Whitbeck v. Mercantile Nat'l Bank of Cleveland
127 U.S. 193 (1888)

Annotate this Case
  • Syllabus  | 
  • Case

U.S. Supreme Court

Whitbeck v. Mercantile Nat'l Bank of Cleveland, 127 U.S. 193 (1888)

Whitbeck v. Mercantile National Bank of Cleveland

No. 970

Argued March 20, 1888

Decided April 23, 1888

127 U.S. 193




The auditor of Cuyahoga County, Ohio, fixed the taxable value of shares in a national bank at 60 percent of their true value in money, in accordance with the practice adopted for the valuation of other moneyed capital of individuals in the courts and state, and transmitted the same to the State Board of Equalization for incorporated banks. That board increased the valuation to 65 percent, and this value, being certified back to the auditor, was placed by him on the tax list without a corresponding change being made in the valuation of other moneyed capital of individuals. Held that this was such a discrimination as is forbidden by § 5219 of the Revised Statutes of the United States.

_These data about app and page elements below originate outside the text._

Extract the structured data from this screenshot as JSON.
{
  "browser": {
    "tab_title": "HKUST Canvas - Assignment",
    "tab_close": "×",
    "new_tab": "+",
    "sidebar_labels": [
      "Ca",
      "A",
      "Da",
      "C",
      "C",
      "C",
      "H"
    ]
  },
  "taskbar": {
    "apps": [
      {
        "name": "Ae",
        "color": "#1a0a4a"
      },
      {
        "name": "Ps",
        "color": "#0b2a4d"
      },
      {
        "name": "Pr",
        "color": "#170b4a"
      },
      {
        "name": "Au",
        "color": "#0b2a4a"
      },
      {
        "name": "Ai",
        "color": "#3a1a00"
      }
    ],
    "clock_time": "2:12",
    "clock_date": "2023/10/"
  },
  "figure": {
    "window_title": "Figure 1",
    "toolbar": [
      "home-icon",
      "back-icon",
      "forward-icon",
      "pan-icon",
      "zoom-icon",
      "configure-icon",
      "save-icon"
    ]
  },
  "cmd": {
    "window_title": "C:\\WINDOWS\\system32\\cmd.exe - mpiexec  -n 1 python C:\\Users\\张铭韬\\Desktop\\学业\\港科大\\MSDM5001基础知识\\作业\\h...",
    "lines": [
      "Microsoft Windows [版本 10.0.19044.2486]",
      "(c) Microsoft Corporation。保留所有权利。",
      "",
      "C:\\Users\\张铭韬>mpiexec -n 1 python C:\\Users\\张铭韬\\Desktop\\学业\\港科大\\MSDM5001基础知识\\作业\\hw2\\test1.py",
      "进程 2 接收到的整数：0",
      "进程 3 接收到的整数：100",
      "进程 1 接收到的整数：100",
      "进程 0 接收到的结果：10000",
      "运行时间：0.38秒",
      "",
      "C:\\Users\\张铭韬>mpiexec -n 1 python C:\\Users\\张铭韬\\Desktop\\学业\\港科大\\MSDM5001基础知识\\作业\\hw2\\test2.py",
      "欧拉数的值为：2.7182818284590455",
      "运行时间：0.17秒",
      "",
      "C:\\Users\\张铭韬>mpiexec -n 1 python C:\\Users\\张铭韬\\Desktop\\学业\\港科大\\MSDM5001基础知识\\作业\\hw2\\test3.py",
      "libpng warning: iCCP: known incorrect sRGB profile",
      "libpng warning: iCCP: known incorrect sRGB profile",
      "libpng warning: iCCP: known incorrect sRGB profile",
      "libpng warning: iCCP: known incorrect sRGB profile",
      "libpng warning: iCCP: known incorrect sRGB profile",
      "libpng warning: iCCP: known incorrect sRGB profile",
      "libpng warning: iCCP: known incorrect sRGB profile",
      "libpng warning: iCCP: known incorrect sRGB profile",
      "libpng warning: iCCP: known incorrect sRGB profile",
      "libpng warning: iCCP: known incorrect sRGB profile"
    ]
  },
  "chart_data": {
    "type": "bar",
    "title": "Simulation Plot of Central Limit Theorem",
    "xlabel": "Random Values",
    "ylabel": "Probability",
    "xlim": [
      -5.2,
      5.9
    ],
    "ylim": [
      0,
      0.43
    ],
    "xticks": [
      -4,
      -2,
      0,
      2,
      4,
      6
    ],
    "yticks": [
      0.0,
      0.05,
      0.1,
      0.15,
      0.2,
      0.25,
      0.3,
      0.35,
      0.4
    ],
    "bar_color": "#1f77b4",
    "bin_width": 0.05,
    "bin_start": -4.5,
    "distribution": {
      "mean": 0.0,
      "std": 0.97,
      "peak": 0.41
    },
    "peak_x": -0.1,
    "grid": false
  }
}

The statutes of Ohio regulating assessments for taxation allow an owner of moneyed capital other than shares in a national bank to have a deduction equal to his bona fide indebtedness made from the amount of the assessment of the value of such moneyed capital, but they make no provision for a similar deduction from the assessed value of shares in a national bank, and provide no means by which such a deduction may be obtained.

Disclaimer: Official Supreme Court case law is only found in the print version of the United States Reports. Justia case law is provided for general informational purposes only, and may not reflect current legal developments, verdicts or settlements. We make no warranties or guarantees about the accuracy, completeness, or adequacy of the information contained on this site or information linked to from this site. Please check official sources.